__Your assignment__
With the pictures left aside, write out the entries that follow exactly.

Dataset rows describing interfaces
>>>

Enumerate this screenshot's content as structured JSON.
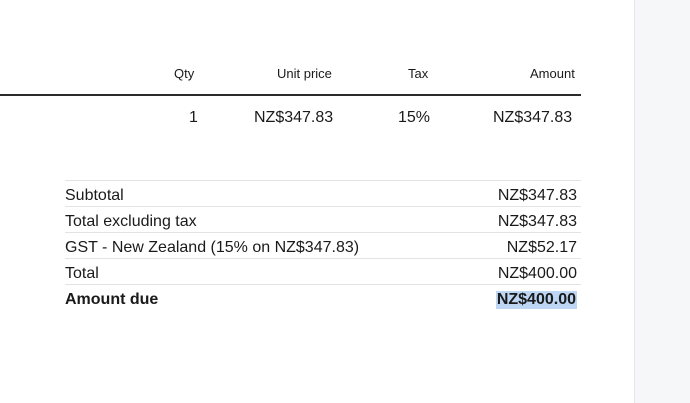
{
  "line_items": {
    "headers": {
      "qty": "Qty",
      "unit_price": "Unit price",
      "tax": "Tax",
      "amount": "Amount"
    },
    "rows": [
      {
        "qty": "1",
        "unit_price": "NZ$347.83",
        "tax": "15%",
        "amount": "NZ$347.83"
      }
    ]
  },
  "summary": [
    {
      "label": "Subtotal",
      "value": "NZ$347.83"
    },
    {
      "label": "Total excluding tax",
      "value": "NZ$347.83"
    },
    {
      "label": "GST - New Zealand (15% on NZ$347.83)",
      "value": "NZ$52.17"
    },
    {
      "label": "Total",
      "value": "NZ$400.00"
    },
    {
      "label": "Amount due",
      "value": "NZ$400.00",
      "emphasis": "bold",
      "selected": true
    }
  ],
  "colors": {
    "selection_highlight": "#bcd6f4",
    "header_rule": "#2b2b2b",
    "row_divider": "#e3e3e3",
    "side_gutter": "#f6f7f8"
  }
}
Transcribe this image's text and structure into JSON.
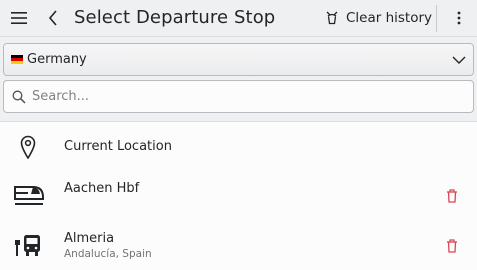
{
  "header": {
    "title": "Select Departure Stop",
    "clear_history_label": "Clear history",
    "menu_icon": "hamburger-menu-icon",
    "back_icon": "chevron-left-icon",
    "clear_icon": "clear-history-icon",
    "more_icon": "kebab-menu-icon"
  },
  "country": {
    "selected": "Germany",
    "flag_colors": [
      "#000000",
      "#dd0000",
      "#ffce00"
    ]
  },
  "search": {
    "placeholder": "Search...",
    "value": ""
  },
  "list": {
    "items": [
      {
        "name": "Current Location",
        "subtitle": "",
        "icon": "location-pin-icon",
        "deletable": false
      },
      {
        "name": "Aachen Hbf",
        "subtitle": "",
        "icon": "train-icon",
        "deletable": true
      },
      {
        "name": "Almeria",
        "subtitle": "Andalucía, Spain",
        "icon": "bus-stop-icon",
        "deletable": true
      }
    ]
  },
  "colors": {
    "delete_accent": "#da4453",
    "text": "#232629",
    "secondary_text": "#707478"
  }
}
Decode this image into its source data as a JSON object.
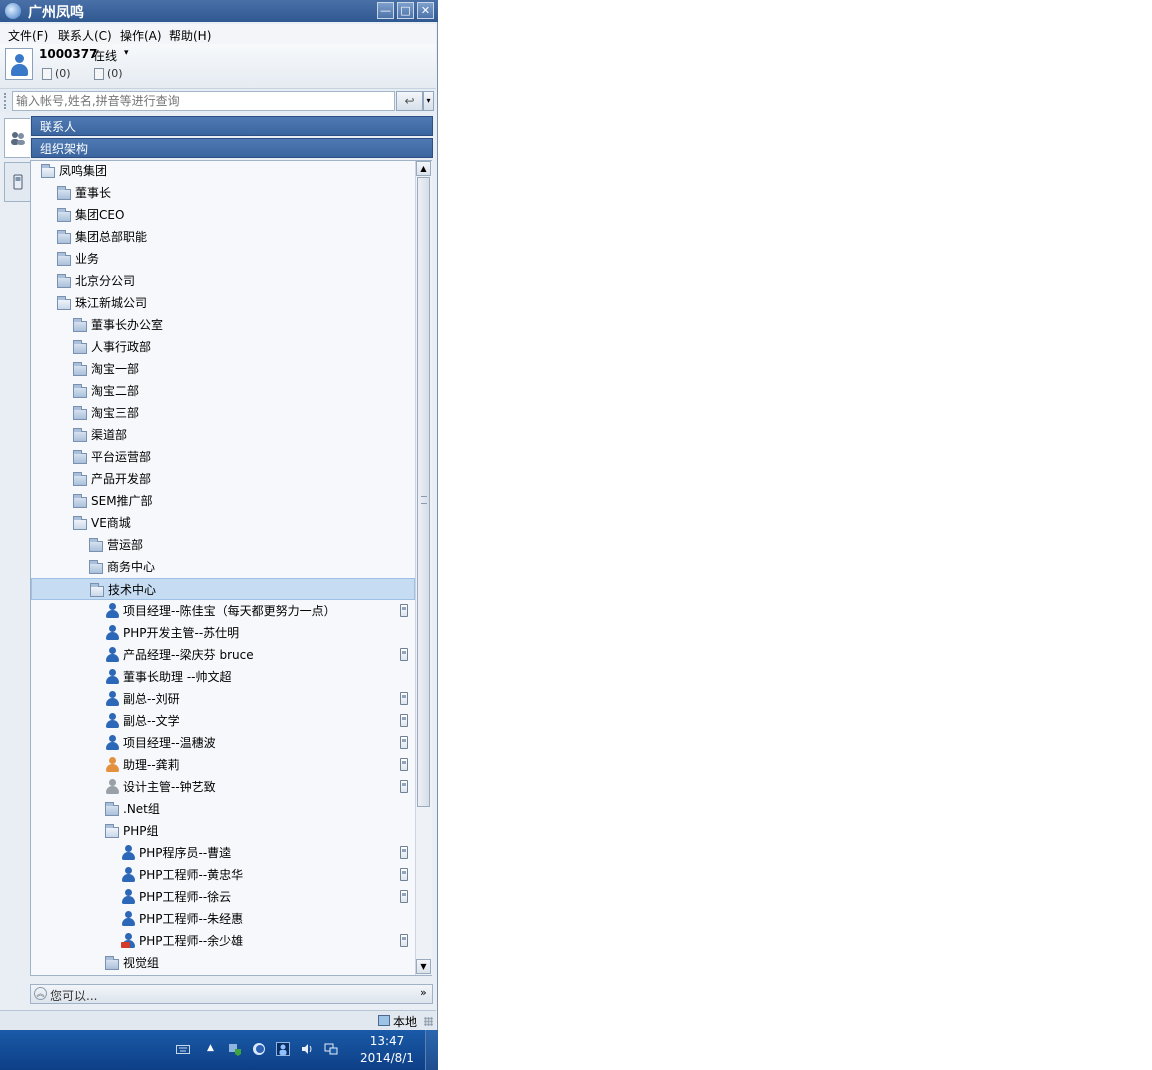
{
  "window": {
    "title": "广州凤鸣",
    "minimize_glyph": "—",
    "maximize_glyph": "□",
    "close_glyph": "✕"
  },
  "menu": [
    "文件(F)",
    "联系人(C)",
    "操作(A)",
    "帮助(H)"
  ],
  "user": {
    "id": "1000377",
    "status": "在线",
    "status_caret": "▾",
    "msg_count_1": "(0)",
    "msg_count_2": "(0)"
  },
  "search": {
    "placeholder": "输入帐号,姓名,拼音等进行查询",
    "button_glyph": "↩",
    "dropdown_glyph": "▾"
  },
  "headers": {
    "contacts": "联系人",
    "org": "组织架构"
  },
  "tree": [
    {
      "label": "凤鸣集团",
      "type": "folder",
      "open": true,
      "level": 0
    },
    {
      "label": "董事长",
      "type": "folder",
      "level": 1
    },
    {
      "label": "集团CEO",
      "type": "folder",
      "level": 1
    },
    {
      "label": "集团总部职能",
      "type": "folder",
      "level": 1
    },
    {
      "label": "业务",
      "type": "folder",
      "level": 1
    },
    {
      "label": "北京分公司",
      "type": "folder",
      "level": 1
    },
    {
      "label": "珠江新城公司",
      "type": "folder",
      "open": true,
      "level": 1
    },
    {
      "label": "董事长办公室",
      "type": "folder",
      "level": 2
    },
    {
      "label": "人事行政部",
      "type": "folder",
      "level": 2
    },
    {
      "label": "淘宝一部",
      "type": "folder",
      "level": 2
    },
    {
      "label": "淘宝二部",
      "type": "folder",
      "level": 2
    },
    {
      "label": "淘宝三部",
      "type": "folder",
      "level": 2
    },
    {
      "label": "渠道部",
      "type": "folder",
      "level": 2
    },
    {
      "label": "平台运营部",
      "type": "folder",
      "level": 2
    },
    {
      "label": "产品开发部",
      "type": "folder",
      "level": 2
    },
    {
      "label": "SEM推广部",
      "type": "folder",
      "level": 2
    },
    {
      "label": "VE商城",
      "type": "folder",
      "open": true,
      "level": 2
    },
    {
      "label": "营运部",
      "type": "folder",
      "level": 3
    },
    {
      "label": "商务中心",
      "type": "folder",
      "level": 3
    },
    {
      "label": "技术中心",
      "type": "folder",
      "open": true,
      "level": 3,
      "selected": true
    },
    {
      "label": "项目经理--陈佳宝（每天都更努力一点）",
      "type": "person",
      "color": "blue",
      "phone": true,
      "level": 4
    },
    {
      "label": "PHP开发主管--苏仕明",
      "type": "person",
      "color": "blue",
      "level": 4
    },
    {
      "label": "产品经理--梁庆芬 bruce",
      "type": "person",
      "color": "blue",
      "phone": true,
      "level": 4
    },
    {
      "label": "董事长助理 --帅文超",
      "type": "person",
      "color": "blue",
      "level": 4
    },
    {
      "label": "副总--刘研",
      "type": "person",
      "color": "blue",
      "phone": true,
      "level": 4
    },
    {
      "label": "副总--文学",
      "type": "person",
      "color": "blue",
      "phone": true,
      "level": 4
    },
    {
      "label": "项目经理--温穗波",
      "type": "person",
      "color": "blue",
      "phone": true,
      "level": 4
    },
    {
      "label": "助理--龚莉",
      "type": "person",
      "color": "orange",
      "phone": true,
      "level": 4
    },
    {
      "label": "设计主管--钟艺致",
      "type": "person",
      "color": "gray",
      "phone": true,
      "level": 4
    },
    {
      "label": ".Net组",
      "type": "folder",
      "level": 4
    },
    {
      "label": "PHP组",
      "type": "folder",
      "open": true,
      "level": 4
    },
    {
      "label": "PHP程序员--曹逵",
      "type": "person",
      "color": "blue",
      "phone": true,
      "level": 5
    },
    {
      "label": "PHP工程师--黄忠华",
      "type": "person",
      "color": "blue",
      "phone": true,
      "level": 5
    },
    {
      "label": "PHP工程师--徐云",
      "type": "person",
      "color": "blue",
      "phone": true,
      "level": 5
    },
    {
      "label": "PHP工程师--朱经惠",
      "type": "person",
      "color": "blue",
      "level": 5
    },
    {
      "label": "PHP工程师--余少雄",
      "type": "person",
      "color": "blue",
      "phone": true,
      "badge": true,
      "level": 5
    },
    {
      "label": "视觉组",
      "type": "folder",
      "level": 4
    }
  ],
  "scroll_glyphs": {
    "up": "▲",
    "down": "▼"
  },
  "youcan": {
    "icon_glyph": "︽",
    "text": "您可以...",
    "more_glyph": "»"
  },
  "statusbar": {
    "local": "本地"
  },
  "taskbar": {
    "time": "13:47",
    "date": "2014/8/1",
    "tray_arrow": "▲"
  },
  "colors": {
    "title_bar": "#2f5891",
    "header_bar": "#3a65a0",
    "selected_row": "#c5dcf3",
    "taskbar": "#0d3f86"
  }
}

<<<

__Result of this task__
Enumerate this screenshot's content as structured JSON.
{
  "line_items": {
    "headers": {
      "qty": "Qty",
      "unit_price": "Unit price",
      "tax": "Tax",
      "amount": "Amount"
    },
    "rows": [
      {
        "qty": "1",
        "unit_price": "NZ$347.83",
        "tax": "15%",
        "amount": "NZ$347.83"
      }
    ]
  },
  "summary": [
    {
      "label": "Subtotal",
      "value": "NZ$347.83"
    },
    {
      "label": "Total excluding tax",
      "value": "NZ$347.83"
    },
    {
      "label": "GST - New Zealand (15% on NZ$347.83)",
      "value": "NZ$52.17"
    },
    {
      "label": "Total",
      "value": "NZ$400.00"
    },
    {
      "label": "Amount due",
      "value": "NZ$400.00",
      "emphasis": "bold",
      "selected": true
    }
  ],
  "colors": {
    "selection_highlight": "#bcd6f4",
    "header_rule": "#2b2b2b",
    "row_divider": "#e3e3e3",
    "side_gutter": "#f6f7f8"
  }
}
Transcribe this image's text and structure into JSON.
{
  "header": {
    "title": "Select Departure Stop",
    "clear_history_label": "Clear history",
    "menu_icon": "hamburger-menu-icon",
    "back_icon": "chevron-left-icon",
    "clear_icon": "clear-history-icon",
    "more_icon": "kebab-menu-icon"
  },
  "country": {
    "selected": "Germany",
    "flag_colors": [
      "#000000",
      "#dd0000",
      "#ffce00"
    ]
  },
  "search": {
    "placeholder": "Search...",
    "value": ""
  },
  "list": {
    "items": [
      {
        "name": "Current Location",
        "subtitle": "",
        "icon": "location-pin-icon",
        "deletable": false
      },
      {
        "name": "Aachen Hbf",
        "subtitle": "",
        "icon": "train-icon",
        "deletable": true
      },
      {
        "name": "Almeria",
        "subtitle": "Andalucía, Spain",
        "icon": "bus-stop-icon",
        "deletable": true
      }
    ]
  },
  "colors": {
    "delete_accent": "#da4453",
    "text": "#232629",
    "secondary_text": "#707478"
  }
}
Decode this image into its source data as a JSON object.
{
  "window": {
    "title": "广州凤鸣",
    "minimize_glyph": "—",
    "maximize_glyph": "□",
    "close_glyph": "✕"
  },
  "menu": [
    "文件(F)",
    "联系人(C)",
    "操作(A)",
    "帮助(H)"
  ],
  "user": {
    "id": "1000377",
    "status": "在线",
    "status_caret": "▾",
    "msg_count_1": "(0)",
    "msg_count_2": "(0)"
  },
  "search": {
    "placeholder": "输入帐号,姓名,拼音等进行查询",
    "button_glyph": "↩",
    "dropdown_glyph": "▾"
  },
  "headers": {
    "contacts": "联系人",
    "org": "组织架构"
  },
  "tree": [
    {
      "label": "凤鸣集团",
      "type": "folder",
      "open": true,
      "level": 0
    },
    {
      "label": "董事长",
      "type": "folder",
      "level": 1
    },
    {
      "label": "集团CEO",
      "type": "folder",
      "level": 1
    },
    {
      "label": "集团总部职能",
      "type": "folder",
      "level": 1
    },
    {
      "label": "业务",
      "type": "folder",
      "level": 1
    },
    {
      "label": "北京分公司",
      "type": "folder",
      "level": 1
    },
    {
      "label": "珠江新城公司",
      "type": "folder",
      "open": true,
      "level": 1
    },
    {
      "label": "董事长办公室",
      "type": "folder",
      "level": 2
    },
    {
      "label": "人事行政部",
      "type": "folder",
      "level": 2
    },
    {
      "label": "淘宝一部",
      "type": "folder",
      "level": 2
    },
    {
      "label": "淘宝二部",
      "type": "folder",
      "level": 2
    },
    {
      "label": "淘宝三部",
      "type": "folder",
      "level": 2
    },
    {
      "label": "渠道部",
      "type": "folder",
      "level": 2
    },
    {
      "label": "平台运营部",
      "type": "folder",
      "level": 2
    },
    {
      "label": "产品开发部",
      "type": "folder",
      "level": 2
    },
    {
      "label": "SEM推广部",
      "type": "folder",
      "level": 2
    },
    {
      "label": "VE商城",
      "type": "folder",
      "open": true,
      "level": 2
    },
    {
      "label": "营运部",
      "type": "folder",
      "level": 3
    },
    {
      "label": "商务中心",
      "type": "folder",
      "level": 3
    },
    {
      "label": "技术中心",
      "type": "folder",
      "open": true,
      "level": 3,
      "selected": true
    },
    {
      "label": "项目经理--陈佳宝（每天都更努力一点）",
      "type": "person",
      "color": "blue",
      "phone": true,
      "level": 4
    },
    {
      "label": "PHP开发主管--苏仕明",
      "type": "person",
      "color": "blue",
      "level": 4
    },
    {
      "label": "产品经理--梁庆芬 bruce",
      "type": "person",
      "color": "blue",
      "phone": true,
      "level": 4
    },
    {
      "label": "董事长助理 --帅文超",
      "type": "person",
      "color": "blue",
      "level": 4
    },
    {
      "label": "副总--刘研",
      "type": "person",
      "color": "blue",
      "phone": true,
      "level": 4
    },
    {
      "label": "副总--文学",
      "type": "person",
      "color": "blue",
      "phone": true,
      "level": 4
    },
    {
      "label": "项目经理--温穗波",
      "type": "person",
      "color": "blue",
      "phone": true,
      "level": 4
    },
    {
      "label": "助理--龚莉",
      "type": "person",
      "color": "orange",
      "phone": true,
      "level": 4
    },
    {
      "label": "设计主管--钟艺致",
      "type": "person",
      "color": "gray",
      "phone": true,
      "level": 4
    },
    {
      "label": ".Net组",
      "type": "folder",
      "level": 4
    },
    {
      "label": "PHP组",
      "type": "folder",
      "open": true,
      "level": 4
    },
    {
      "label": "PHP程序员--曹逵",
      "type": "person",
      "color": "blue",
      "phone": true,
      "level": 5
    },
    {
      "label": "PHP工程师--黄忠华",
      "type": "person",
      "color": "blue",
      "phone": true,
      "level": 5
    },
    {
      "label": "PHP工程师--徐云",
      "type": "person",
      "color": "blue",
      "phone": true,
      "level": 5
    },
    {
      "label": "PHP工程师--朱经惠",
      "type": "person",
      "color": "blue",
      "level": 5
    },
    {
      "label": "PHP工程师--余少雄",
      "type": "person",
      "color": "blue",
      "phone": true,
      "badge": true,
      "level": 5
    },
    {
      "label": "视觉组",
      "type": "folder",
      "level": 4
    }
  ],
  "scroll_glyphs": {
    "up": "▲",
    "down": "▼"
  },
  "youcan": {
    "icon_glyph": "︽",
    "text": "您可以...",
    "more_glyph": "»"
  },
  "statusbar": {
    "local": "本地"
  },
  "taskbar": {
    "time": "13:47",
    "date": "2014/8/1",
    "tray_arrow": "▲"
  },
  "colors": {
    "title_bar": "#2f5891",
    "header_bar": "#3a65a0",
    "selected_row": "#c5dcf3",
    "taskbar": "#0d3f86"
  }
}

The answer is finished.